(Component data from apps and pages)

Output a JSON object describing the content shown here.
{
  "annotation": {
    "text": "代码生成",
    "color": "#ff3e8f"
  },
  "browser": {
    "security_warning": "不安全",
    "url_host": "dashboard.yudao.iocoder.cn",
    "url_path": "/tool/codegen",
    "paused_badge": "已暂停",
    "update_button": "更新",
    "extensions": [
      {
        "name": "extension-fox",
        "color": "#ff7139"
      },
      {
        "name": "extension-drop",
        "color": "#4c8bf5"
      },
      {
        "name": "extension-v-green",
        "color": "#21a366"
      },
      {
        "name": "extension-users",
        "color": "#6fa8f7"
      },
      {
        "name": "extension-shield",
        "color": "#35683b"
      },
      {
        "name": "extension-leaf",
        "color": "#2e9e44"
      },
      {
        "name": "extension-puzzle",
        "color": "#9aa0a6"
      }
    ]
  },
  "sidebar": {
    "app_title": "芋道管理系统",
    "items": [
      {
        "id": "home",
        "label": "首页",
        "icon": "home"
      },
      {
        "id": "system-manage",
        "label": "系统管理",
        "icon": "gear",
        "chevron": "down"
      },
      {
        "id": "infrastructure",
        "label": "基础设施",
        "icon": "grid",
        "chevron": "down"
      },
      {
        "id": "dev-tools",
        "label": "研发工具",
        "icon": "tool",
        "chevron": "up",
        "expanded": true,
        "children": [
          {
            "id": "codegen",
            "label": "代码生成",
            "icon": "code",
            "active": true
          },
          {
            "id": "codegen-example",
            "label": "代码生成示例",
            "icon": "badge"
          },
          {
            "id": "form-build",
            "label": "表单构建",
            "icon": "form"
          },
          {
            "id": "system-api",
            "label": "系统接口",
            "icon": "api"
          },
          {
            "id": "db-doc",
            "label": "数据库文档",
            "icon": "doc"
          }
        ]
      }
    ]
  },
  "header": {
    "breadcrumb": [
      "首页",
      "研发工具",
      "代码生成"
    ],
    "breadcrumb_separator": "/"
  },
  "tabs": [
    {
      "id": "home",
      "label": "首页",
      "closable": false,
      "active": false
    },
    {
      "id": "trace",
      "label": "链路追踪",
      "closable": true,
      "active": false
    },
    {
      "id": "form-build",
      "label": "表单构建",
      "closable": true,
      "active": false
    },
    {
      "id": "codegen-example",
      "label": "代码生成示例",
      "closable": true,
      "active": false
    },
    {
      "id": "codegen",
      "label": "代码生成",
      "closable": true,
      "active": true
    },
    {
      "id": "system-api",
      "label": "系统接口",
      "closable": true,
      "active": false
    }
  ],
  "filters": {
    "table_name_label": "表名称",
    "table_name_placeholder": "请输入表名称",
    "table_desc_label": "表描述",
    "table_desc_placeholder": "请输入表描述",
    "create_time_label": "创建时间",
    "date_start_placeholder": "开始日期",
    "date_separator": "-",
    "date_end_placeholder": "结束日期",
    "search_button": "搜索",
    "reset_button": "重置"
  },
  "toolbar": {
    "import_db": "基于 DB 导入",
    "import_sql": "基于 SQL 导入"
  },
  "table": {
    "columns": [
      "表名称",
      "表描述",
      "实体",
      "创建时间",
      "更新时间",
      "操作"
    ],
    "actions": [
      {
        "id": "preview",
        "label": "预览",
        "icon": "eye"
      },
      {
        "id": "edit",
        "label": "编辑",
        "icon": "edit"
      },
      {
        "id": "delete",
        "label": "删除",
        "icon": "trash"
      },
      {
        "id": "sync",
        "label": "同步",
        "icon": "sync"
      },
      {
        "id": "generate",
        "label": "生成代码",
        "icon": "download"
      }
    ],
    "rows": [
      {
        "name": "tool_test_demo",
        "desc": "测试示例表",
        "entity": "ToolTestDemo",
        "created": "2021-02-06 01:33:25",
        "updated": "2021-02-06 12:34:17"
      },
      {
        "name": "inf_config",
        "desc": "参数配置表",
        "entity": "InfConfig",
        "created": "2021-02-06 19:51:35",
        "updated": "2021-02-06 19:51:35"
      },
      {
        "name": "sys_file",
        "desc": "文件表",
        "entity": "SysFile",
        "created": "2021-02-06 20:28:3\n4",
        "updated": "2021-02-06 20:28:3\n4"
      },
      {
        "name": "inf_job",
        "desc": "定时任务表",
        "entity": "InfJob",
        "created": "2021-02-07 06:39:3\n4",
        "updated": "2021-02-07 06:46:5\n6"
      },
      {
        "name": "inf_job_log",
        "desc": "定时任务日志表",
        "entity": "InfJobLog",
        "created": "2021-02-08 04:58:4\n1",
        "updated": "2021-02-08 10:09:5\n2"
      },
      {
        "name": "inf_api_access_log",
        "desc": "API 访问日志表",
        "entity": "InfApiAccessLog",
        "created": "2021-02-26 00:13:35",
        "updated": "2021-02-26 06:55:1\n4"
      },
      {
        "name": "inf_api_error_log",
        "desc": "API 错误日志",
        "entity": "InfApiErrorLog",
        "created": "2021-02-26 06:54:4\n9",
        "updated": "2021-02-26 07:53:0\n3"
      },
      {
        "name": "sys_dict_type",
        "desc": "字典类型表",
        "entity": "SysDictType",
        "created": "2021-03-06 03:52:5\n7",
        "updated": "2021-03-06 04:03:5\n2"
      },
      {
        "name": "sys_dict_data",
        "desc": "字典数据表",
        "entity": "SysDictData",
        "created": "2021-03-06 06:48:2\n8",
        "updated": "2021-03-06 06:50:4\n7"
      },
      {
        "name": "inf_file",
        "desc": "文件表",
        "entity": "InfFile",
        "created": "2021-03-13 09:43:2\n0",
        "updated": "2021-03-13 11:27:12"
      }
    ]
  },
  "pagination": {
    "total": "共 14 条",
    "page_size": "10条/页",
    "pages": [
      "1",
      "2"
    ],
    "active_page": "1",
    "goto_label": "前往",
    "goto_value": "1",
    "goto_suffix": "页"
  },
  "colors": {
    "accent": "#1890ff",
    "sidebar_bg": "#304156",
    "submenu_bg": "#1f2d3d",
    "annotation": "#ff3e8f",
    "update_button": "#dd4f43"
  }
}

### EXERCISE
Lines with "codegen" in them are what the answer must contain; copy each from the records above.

### YOUR SOLUTION
    "url_path": "/tool/codegen",
            "id": "codegen",
            "id": "codegen-example",
      "id": "codegen-example",
      "id": "codegen",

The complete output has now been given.